"Jean's career is a fairy tale," says his long-time friend, the actor Gilles Lellouche. "He went from popular TV shows to 'best actor' in Cannes with no theatrical experience, no conservatory ... there's only talent."
Born in 1972 in a middle-class Paris suburb, Dujardin first studied drawing and apprenticed as a locksmith to support himself.
"As a kid I wanted to become a comics illustrator," he says.
Early on, though, his zany antics and spot-on impersonations had started to attract attention. "I wasn't exactly a troublemaker in class," the actor recalls, "but I was clearly better at imitating my teachers out in the schoolyard than studying."
"I could hide behind roles and use them to mask my own personality. But at the same time, you actually become more yourself by playing other people."
At 24, Dujardin began performing one-man-show comedy sketches in bars and cabarets; a year later, he was voted the best comic on the TV show Graîne de Star, a showcase for budding talent.

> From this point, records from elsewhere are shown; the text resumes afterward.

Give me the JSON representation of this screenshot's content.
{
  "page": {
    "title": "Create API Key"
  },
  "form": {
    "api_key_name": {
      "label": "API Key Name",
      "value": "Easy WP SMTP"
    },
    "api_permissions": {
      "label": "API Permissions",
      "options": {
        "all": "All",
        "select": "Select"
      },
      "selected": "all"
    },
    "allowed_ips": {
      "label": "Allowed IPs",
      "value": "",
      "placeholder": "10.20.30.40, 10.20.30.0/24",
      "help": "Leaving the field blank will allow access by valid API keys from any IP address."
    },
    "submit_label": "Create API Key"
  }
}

His first big break came in 1999 with Loulou, in which he played an endearingly macho character in the daily seven-minute TV mini-series in Un Gars, une Fille (A Guy, A Girl). Teaming up with the actress Alexandra Lamy, Dujardin's parody of a young married couple's humdrum interchanges ended up in true romance. He and Lamy wed in 2009.
Over the years, Dujardin has worked with a number of French directors, including James Huth, whose sophomoric but wildly popular surfer flick, Brice de Nice drew about four million viewers in France. Prior to The Artist, Dujardin also starred in two 0SS117 comedies directed by Hazanavicius (Cairo,Nest of Spies, and Lost in Rio), in which the actor played an inept French spy.
Dujardin's next film, Les Infidèles (The Players), co-written with Gilles Lellouche, is about men cheating on women - inspired, he says, by Dini Risi's 1963 classic I Mostri (The Monsters) and the Italian actor Vittorio Gassman's playboy swagger. Divided into six 15-minute sketches by different directors (including himself and his inner circle, from Hazanavicius to Kounen), Dujardin warns that it's a total contrast to his image in The Artist. "It's 'trashy humour' that ends up as a kind of measured delirium," he says.
Despite the inevitable Hollywood offers, Dujardin plans to stay put in France. He also does not seem up for improving his halting English and Maurice Chevalier-like French accent for a future role.
"I don't believe for one second that I have a career in the US," he says with a shrug. "I'm French and I like to work with French actors."
In his downtime, he can be found zipping around Paris on his scooter, hunting for pieces of old rusted iron.
"I'm not really a sculptor," he says, "but I like to go out and find bits of scrap metal that I assemble and solder together. It calms me down and gives me balance. But don't expect any art gallery openings."
Whether or not he wins an Academy Award on February 27, Dujardin pauses when asked about leaving behind both The Artist and his charismatic George Valentin.
"In America, people were always asking me about the difficulty in playing in a silent movie," he sighs. "No one ever talks about the pleasure. Because so far, everything I've chosen to do - from my early TV comic sketches to now - seem to have one thing in common: c'est le plaisir."